This is a fascinating article about legitimacy in the context of cryptocurrency and blockchains. What I thought was interesting was the list of the theories of legitimacy and how it can be obtained.
The first two items, listed below, sound exactly like how our current system of government operates.
- Legitimacy by brute force: someone convinces everyone that they are powerful enough to impose their will and resisting them will be very hard. This drives most people to submit because each person expects that everyone else will be too scared to resist as well.
- Legitimacy by continuity: if something was legitimate at time T, it is by default legitimate at time T+1.
Obviously there is the concept that we have laws, and if you do not abide by the laws there are consequences and if you resist those consequences we have police forces that have been bestowed with the power to enforce those consequences. But more important than that is the belief that because others are following the law, even laws we disagree with, we should as well. The fact that our tax system is voluntary and self reported yet has one of the highest rates of compliance in the world is likely a fact that everyone believes that everyone else is playing by the rules so they should as well. So much of what drives legitimacy of government is the shared understanding that others believe it is legitimate. What happens when that shared belief in each others belief of legitimacy is eroded?

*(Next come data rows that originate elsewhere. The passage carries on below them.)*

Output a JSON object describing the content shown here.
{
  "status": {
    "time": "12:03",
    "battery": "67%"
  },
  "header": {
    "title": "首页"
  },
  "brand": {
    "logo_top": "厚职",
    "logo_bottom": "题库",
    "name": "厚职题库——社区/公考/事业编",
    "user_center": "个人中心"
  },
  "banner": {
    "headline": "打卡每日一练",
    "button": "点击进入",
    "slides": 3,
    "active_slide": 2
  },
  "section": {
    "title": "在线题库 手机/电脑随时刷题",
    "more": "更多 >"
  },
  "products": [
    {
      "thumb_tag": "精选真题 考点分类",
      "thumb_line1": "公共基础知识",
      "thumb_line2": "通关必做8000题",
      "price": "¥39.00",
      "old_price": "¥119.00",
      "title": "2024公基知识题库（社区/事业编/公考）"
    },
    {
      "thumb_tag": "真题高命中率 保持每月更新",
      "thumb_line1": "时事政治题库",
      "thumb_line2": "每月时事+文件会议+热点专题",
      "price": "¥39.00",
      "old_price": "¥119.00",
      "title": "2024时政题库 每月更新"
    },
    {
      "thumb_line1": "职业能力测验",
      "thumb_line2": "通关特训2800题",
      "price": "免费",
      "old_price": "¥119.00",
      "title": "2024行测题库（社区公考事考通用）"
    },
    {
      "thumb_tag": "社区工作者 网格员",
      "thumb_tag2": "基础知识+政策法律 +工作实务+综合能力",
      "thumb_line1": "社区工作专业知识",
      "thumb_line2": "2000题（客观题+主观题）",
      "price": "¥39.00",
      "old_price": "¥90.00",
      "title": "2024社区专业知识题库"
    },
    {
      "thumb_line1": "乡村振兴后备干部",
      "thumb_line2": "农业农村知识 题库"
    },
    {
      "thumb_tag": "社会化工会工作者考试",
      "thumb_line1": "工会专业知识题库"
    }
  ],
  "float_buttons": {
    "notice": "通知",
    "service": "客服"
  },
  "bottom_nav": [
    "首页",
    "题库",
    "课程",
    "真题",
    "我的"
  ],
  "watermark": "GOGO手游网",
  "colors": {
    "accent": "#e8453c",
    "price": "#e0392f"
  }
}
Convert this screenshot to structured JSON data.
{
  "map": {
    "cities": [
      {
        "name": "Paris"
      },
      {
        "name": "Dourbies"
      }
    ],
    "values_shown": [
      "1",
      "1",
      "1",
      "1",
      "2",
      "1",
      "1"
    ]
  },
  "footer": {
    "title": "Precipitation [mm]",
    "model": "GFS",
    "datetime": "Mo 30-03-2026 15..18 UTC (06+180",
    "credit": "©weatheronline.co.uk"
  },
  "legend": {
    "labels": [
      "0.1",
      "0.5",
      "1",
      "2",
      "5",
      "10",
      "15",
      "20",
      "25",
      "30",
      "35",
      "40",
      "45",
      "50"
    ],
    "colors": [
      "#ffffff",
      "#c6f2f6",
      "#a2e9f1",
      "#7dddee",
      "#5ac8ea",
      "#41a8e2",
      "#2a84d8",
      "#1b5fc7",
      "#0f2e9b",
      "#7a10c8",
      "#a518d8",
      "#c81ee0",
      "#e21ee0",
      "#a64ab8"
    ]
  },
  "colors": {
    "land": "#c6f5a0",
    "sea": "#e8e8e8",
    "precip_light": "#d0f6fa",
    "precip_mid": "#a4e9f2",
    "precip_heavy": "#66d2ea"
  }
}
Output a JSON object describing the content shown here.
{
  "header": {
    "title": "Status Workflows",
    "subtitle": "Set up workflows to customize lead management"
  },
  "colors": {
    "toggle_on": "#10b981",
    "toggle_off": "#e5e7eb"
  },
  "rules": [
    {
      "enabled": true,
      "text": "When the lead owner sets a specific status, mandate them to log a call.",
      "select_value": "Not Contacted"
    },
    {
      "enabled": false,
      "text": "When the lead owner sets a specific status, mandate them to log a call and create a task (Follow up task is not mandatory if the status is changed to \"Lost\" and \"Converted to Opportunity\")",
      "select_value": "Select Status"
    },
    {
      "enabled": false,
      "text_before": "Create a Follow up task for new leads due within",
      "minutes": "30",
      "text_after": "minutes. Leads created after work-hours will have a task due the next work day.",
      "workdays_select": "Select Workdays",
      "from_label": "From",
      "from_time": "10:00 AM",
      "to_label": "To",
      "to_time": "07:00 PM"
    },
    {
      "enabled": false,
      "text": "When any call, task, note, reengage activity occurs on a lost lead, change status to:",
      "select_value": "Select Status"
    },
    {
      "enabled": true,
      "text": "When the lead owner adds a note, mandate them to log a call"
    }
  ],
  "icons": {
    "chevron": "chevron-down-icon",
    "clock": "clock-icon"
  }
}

The next theory is intriguing to me as a form of inertia. How much of the legitimacy of a government is from the fact that you were taught it was legitimate when you were growing up, or your parents felt it was legitimate so you carried on that belief. What happens if the current generation of adults does not pass along that feeling of legitimacy to the next generation?